The city of Novara, which currently has a population of about 100,000, is the second most populous city in Piedmont after Turin and it’s also the capital of the homonymous province of Piedmont.
Among the 13 wards (circoscrizioni) Novara is divided into, the Historic Centre ward takes its name from its old town.
In the past, the city was surrounded by a city wall, but it was later demolished to allow for urban development. All that remains of the old wall is the Albertina Barrier (Barriera Albertina), a complex of two Neoclassical buildings which used to be the gateway to the city, a fixed route for those travelling from Turin to Milan.
After its demolition, the city wall was replaced by the present-day ramparts, that is large tree-lined avenues which surround the old town.

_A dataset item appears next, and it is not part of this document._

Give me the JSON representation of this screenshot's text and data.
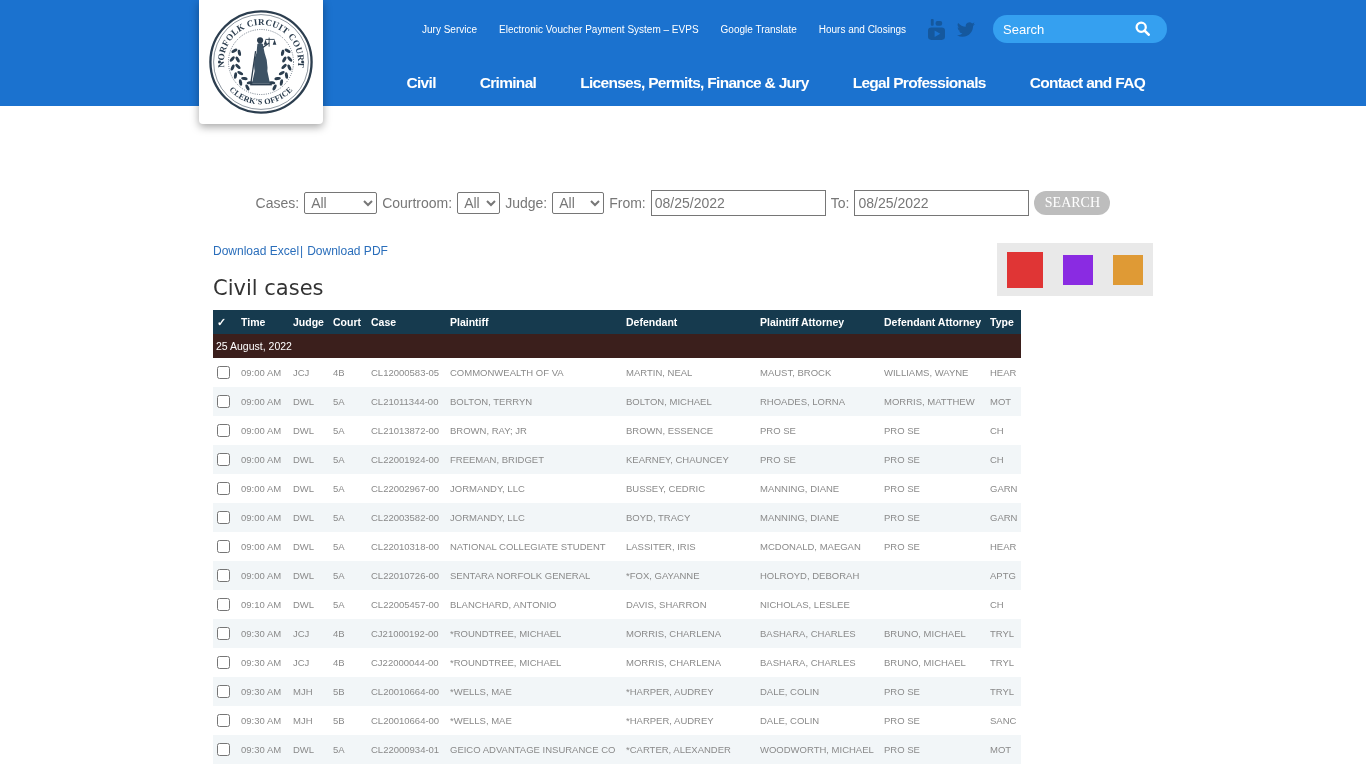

A town with about 45,000 inhabitants, Vercelli is the capital of the homonymous province as well as one of the most important art cities in Piedmont. Its charming well-preserved historic centre is filled with beautiful medieval towers and ancient Renaissance and Baroque palaces. However, the city is better known for its famous St Andrew’s Basilica (Basilica of Sant’Andrea), a Romanesque-Gothic masterpiece in Northern Italy, and its remarkable museums, such as the Camillo Leone Museum and, above all, the Burgundy Museum –the most important picture gallery of the region after that of the Savoy Gallery (Galleria Sabauda) in Turin.
Furthermore, Vercelli is a very lively cultural centre, being home to the oldest university in Piedmont, which dates back to the 13th century. Vercelli is also one of the stages of the Via Francigena, a pilgrimage route to Rome.
An alpine valley in the province of Vercelli, extending from Mount Rosa to the plains of Vercelli and comprising several side valleys, including Val Grande (“Big Valley”). The capital of Valsesia is Varallo Sesia, a town of cultural and artistic significance, as well as the most developed industrial area of the northern part of the province of Vercelli.
Borgosesia, a city located 15 kilometres far from the capital, is the largest centre and houses many shops and shopping centres. The economy of Valsesia is based on the engineering industry, which is particularly developed in the Valley, whereas the primary sector with the traditional farming activities play a minor role.
A very popular wine being produced in this valley is Gattinara, which takes its name from the homonymous city. In Upper Valsesia, economic activities revolve around summer and winter tourism. Alpe di Mera and Alagna boast two of the most developed and modern ski resorts of the entire Alpine arch, both belonging to Monte Rosa ski resort -Europe’s largest ski area.
The symbol of Valsesia is “The Sacred Mount of Varallo”, the oldest and most interesting, from the artistic point of view, of the Sacred Mounts. It’s made up of a basilica plus 45 frescoed chapels enriched with more than 800 statues. The Sacred Mount of Varallo is today considered – along with the other Sacred Mounts between Piedmont and Lombardy – a World Heritage Site and it’s also a natural reserve of the Piedmont Region.